Vice President Maria Leonor Robredo invoking on Thursday the 25 percent threshold for valid votes is “erroneous,” according to the spokesman for former senator Ferdinand Marcos Jr.

Marcos is contesting results of the May 2016 elections for Vice President, which then-congresswoman Robredo won over the former senator by more than 200,000 votes.

The spokesman, lawyer Vic Rodriguez, also on Thursday explained that an election case was filed by Marcos against Robredo in June 2016 and “since then jurisdiction of the case has been with the Supreme Court [sitting as the Presidential Electoral Tribunal] and no other as provided by Article 8 of the Constitution.”

“Since it is the Rules of the [electoral tribunal] that shall apply, her invocation of the 25 percent threshold rule is erroneous as it was made by the Comelec only on September 6, 2016, four months after the elections,” Rodriguez said in a statement, referring to the Commission on Elections.

The move, he added, “is an obvious ploy on the part of the Comelec, then led by Chairman Andres Bautista, to favor Robredo once revision process starts” for votes from the May 2016 polls, which Marcos said was marred with fraud perpetrated by the Robredo camp.

Rodriguez said the Vice President “should stop accusing the [Presidential Electoral Tribunal] of systematically reducing her votes and casting aspersions meant to debase [the tribunal’s] integrity.

Robredo has personally asked the Supreme Court to immediately set the threshold of shaded ovals as valid votes at 25 percent, a limit that was set by the Comelec on Vote Counting Machines (VCMs) used in last year’s balloting.

She made an urgent motion for reconsideration in response to a Supreme Court (SC) ruling junking her earlier motion to set the threshold for valid votes at 25 percent and instead keeping the 50 percent threshold used in the 2010 elections.

In denying Robredo’s earlier motion, the SC said it was not aware of any Comelec resolution that the threshold should be 25 percent.

The motion stemmed from an ongoing manual recount of the May 2016 votes from the provinces of Camarines Sur, Negros Oriental and Iloilo as sought by Marcos.

Robredo argued that the SC was informed by the Comelec about such threshold because the poll body sent a September 2016 letter containing a Comelec resolution to then-Supreme Court Clerk of Court Felipa Anama.

The resolution informed the SC that the 25 percent threshold will be used in the manual recount, specifically on shadings read by the VCMs.

The Comelec’s letter was a response to a request made by the SC in August 2016 asking for guidelines of the poll body for such recount.

“The Comelec’s September 2016 resolution on the use of 25 percent threshold gives the honorable tribunal the legal basis to impose a 25 percent threshold to determine whether the vote is valid. The [tribunal] was aware of the 25 percent threshold used by the Comelec during the 2016 elections,” Robredo’s appeal read.
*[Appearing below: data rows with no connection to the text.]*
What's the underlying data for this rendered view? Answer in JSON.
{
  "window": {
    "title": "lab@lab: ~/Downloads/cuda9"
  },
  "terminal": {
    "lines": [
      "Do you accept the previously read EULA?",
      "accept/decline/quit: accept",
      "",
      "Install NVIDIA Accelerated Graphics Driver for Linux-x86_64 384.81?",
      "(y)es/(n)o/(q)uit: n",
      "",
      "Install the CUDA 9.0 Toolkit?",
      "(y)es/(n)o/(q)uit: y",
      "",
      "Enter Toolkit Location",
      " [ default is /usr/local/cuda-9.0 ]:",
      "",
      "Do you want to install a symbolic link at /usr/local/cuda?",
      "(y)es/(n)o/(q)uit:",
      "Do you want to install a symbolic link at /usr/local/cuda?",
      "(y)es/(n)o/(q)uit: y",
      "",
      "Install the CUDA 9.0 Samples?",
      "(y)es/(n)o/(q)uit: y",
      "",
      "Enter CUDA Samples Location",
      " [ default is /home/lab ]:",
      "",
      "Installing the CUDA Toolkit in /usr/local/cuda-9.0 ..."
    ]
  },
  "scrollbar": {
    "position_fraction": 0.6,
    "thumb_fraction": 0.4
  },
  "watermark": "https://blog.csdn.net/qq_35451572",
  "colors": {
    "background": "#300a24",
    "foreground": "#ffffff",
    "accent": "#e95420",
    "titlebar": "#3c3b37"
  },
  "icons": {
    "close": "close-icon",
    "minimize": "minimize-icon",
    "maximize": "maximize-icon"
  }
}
Among the Vice President’s supporters were former priest and Pampanga Gov. Ed Panlilio, a founder of Kaya Natin movement for good governance; running priest/activist Fr. Robert Reyes; former Chairman Etta Rosales of the Commission on Human Rights; Sister Mary John Mananzan; and Cristina Lim-Yuson, president and CEO of Museo Pambata.

Robredo’s motion said using 50 percent as threshold for valid votes allows the head revisors or the people doing the manual recount to reject valid votes of the Vice President.

Robredo vowed that she would fight Marcos’ protest.

“Please join me in praying for the truth to come out. Let us pray that your voice, thru your votes, will be counted. Rest assured we will soldier on in this fight,” she said.